In addition to the greens, the radical and anti-capitalist left has remained marginal for a long time. In addition to the Communist Party of Slovakia (KSS), there is another Marxist-Leninist political party: Vzdor – strana práce (Defiance – Labour Party) which mainly represents the younger communist generation (the members of the central committee are 28 years old on average). Vzdor regularly rallies for leaving NATO and it also took part in the blockade of the US Army convoy. In addition, the party expressed solidarity and support to the Kurds and Turkish trade unions. Its members see capitalism and neo-colonialism as the cause and the main culprit of the migrant crisis. The party rejects TTIP (the Transatlantic Trade and Investment Partnership) and economic sanctions against the Russian Federation. On the other hand, Vzdor maintains a positive attitude to the Soviet Union and looks at the era of real socialism with rose-coloured glasses and is pro-Putin oriented.
Lone Wolves of the Slovak Left
Boris Zala has expressed the desire of many Slovak leftists who have been complaining for years about having no left-wing party that they would be willing to vote for. Social democracy can discredit itself if it does not carry out self-reflection. Unfortunately, there is no civil or political basis for the formation of a new left-wing party from which it could grow, if it is not expected to be purely a marketing project.

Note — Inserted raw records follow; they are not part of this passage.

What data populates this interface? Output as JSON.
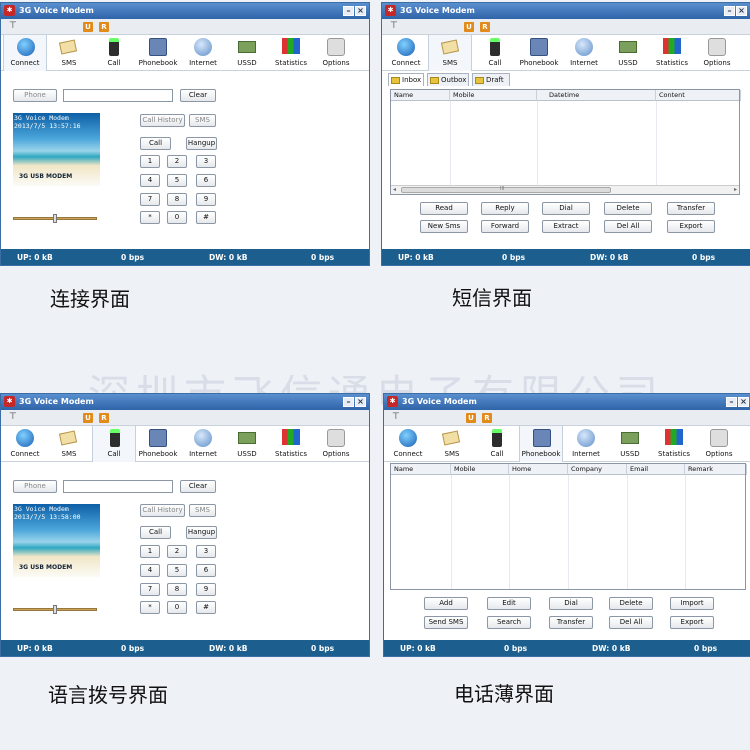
{
  "app": {
    "title": "3G Voice Modem",
    "menu_u": "U",
    "menu_r": "R",
    "filter_icon": "filter-icon"
  },
  "toolbar": [
    "Connect",
    "SMS",
    "Call",
    "Phonebook",
    "Internet",
    "USSD",
    "Statistics",
    "Options"
  ],
  "status": {
    "up": "UP: 0 kB",
    "up_bps": "0 bps",
    "dw": "DW: 0 kB",
    "dw_bps": "0 bps"
  },
  "dial": {
    "phone_label": "Phone",
    "clear": "Clear",
    "call_history": "Call History",
    "sms": "SMS",
    "call": "Call",
    "hangup": "Hangup",
    "keys": [
      "1",
      "2",
      "3",
      "4",
      "5",
      "6",
      "7",
      "8",
      "9",
      "*",
      "0",
      "#"
    ],
    "banner_title": "3G Voice Modem",
    "banner_time_connect": "2013/7/5 13:57:16",
    "banner_time_dial": "2013/7/5 13:58:00",
    "banner_logo": "3G USB MODEM"
  },
  "sms": {
    "tabs": [
      "Inbox",
      "Outbox",
      "Draft"
    ],
    "columns": [
      "Name",
      "Mobile",
      "Datetime",
      "Content"
    ],
    "buttons_row1": [
      "Read",
      "Reply",
      "Dial",
      "Delete",
      "Transfer"
    ],
    "buttons_row2": [
      "New Sms",
      "Forward",
      "Extract",
      "Del All",
      "Export"
    ],
    "scroll_grip": "III"
  },
  "phonebook": {
    "columns": [
      "Name",
      "Mobile",
      "Home",
      "Company",
      "Email",
      "Remark"
    ],
    "buttons_row1": [
      "Add",
      "Edit",
      "Dial",
      "Delete",
      "Import"
    ],
    "buttons_row2": [
      "Send SMS",
      "Search",
      "Transfer",
      "Del All",
      "Export"
    ]
  },
  "captions": {
    "connect": "连接界面",
    "sms": "短信界面",
    "dial": "语言拨号界面",
    "phonebook": "电话薄界面",
    "watermark": "深圳市飞信通电子有限公司"
  },
  "colors": {
    "title": "#2e64a8",
    "status": "#1c5f8e",
    "accent_menu": "#e28a1a"
  }
}
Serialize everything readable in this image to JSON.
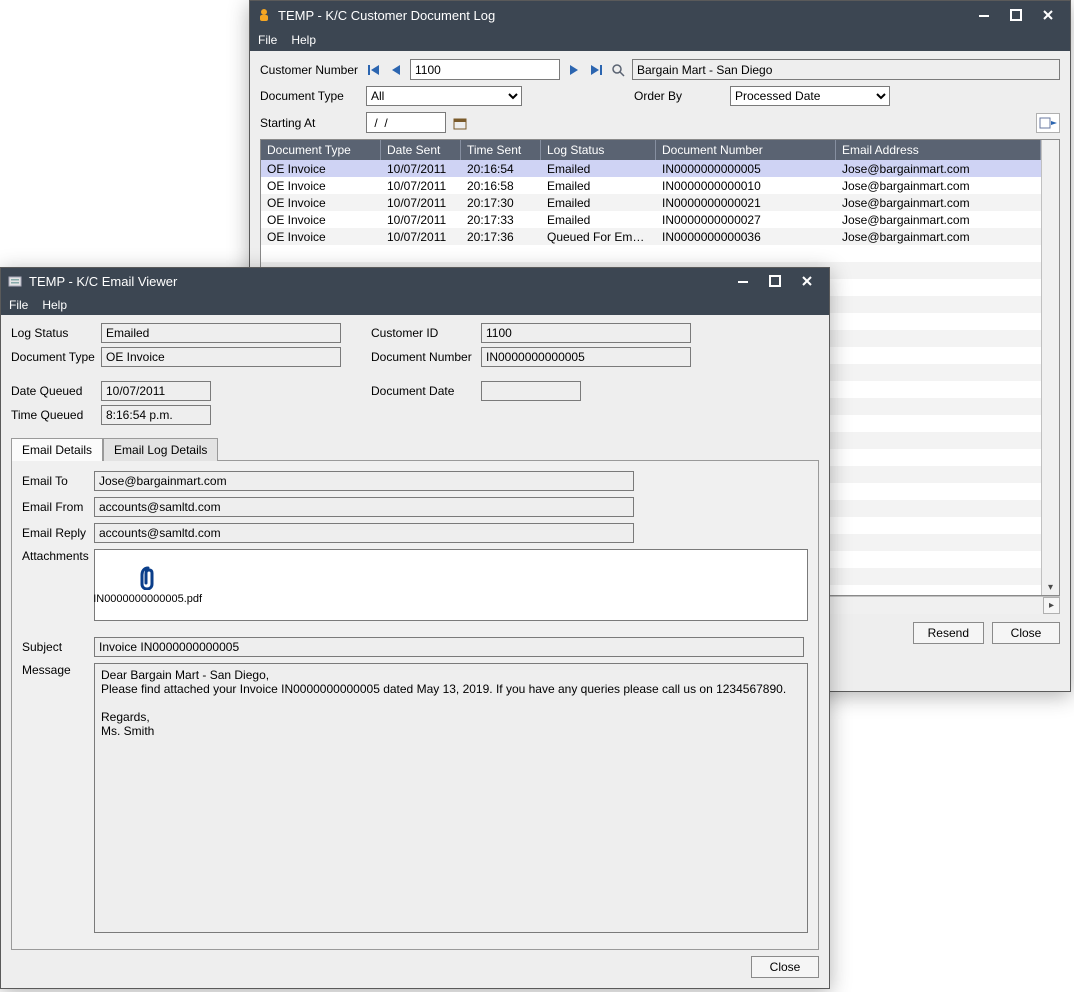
{
  "log_window": {
    "title": "TEMP - K/C Customer Document Log",
    "menu": {
      "file": "File",
      "help": "Help"
    },
    "labels": {
      "customer_number": "Customer Number",
      "document_type": "Document Type",
      "starting_at": "Starting At",
      "order_by": "Order By"
    },
    "customer_number": "1100",
    "customer_name": "Bargain Mart - San Diego",
    "doc_type_selected": "All",
    "order_by_selected": "Processed Date",
    "starting_at": " /  /",
    "columns": {
      "doc_type": "Document Type",
      "date_sent": "Date Sent",
      "time_sent": "Time Sent",
      "log_status": "Log Status",
      "doc_number": "Document Number",
      "email": "Email Address"
    },
    "rows": [
      {
        "doc_type": "OE Invoice",
        "date_sent": "10/07/2011",
        "time_sent": "20:16:54",
        "log_status": "Emailed",
        "doc_number": "IN0000000000005",
        "email": "Jose@bargainmart.com",
        "selected": true
      },
      {
        "doc_type": "OE Invoice",
        "date_sent": "10/07/2011",
        "time_sent": "20:16:58",
        "log_status": "Emailed",
        "doc_number": "IN0000000000010",
        "email": "Jose@bargainmart.com"
      },
      {
        "doc_type": "OE Invoice",
        "date_sent": "10/07/2011",
        "time_sent": "20:17:30",
        "log_status": "Emailed",
        "doc_number": "IN0000000000021",
        "email": "Jose@bargainmart.com"
      },
      {
        "doc_type": "OE Invoice",
        "date_sent": "10/07/2011",
        "time_sent": "20:17:33",
        "log_status": "Emailed",
        "doc_number": "IN0000000000027",
        "email": "Jose@bargainmart.com"
      },
      {
        "doc_type": "OE Invoice",
        "date_sent": "10/07/2011",
        "time_sent": "20:17:36",
        "log_status": "Queued For Emailing",
        "doc_number": "IN0000000000036",
        "email": "Jose@bargainmart.com"
      }
    ],
    "buttons": {
      "resend": "Resend",
      "close": "Close"
    }
  },
  "ev_window": {
    "title": "TEMP - K/C Email Viewer",
    "menu": {
      "file": "File",
      "help": "Help"
    },
    "labels": {
      "log_status": "Log Status",
      "document_type": "Document Type",
      "date_queued": "Date Queued",
      "time_queued": "Time Queued",
      "customer_id": "Customer ID",
      "document_number": "Document Number",
      "document_date": "Document Date"
    },
    "log_status": "Emailed",
    "document_type": "OE Invoice",
    "date_queued": "10/07/2011",
    "time_queued": "8:16:54 p.m.",
    "customer_id": "1100",
    "document_number": "IN0000000000005",
    "document_date": "",
    "tabs": {
      "details": "Email Details",
      "log": "Email Log Details"
    },
    "detail_labels": {
      "to": "Email To",
      "from": "Email From",
      "reply": "Email Reply",
      "attachments": "Attachments",
      "subject": "Subject",
      "message": "Message"
    },
    "to": "Jose@bargainmart.com",
    "from": "accounts@samltd.com",
    "reply": "accounts@samltd.com",
    "attachment_name": "IN0000000000005.pdf",
    "subject": "Invoice IN0000000000005",
    "message": "Dear Bargain Mart - San Diego,\n   Please find attached your Invoice IN0000000000005 dated May 13, 2019.  If you have any queries please call us on 1234567890.\n\nRegards,\nMs. Smith",
    "buttons": {
      "close": "Close"
    }
  }
}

Therefore, it may be a matter of time before the left in Slovakia will tread a similar path to Poland in becoming a political force but without the ability to affect the direction of the country, while the right-wing parties will alternate in power. Or it may follow the example of Hungary and will powerlessly watch as the conservative government introduces leftist measures approved by a nationalist rhetoric that the left did not opt for when in power.
Nowadays, it is not difficult to criticize Smer from leftist positions if a political party decides to go down this path. But, the radical left does not embark on a direct confrontation of this kind. To be capable of effective action, ‘lone wolves’ of the progressive left should lay down minimum basic objectives and measures for their implementation. That’s why particular segments of the left should be willing to communicate and cooperate.
Despite the things that divide, there are many that unite us. To unite around these issues means preventing fascism from gaining wider support in our society, protecting our social model, fighting against the widening gap of income and wealth inequalities as well as promoting pacifism, environmental values and protecting the rights of all the oppressed.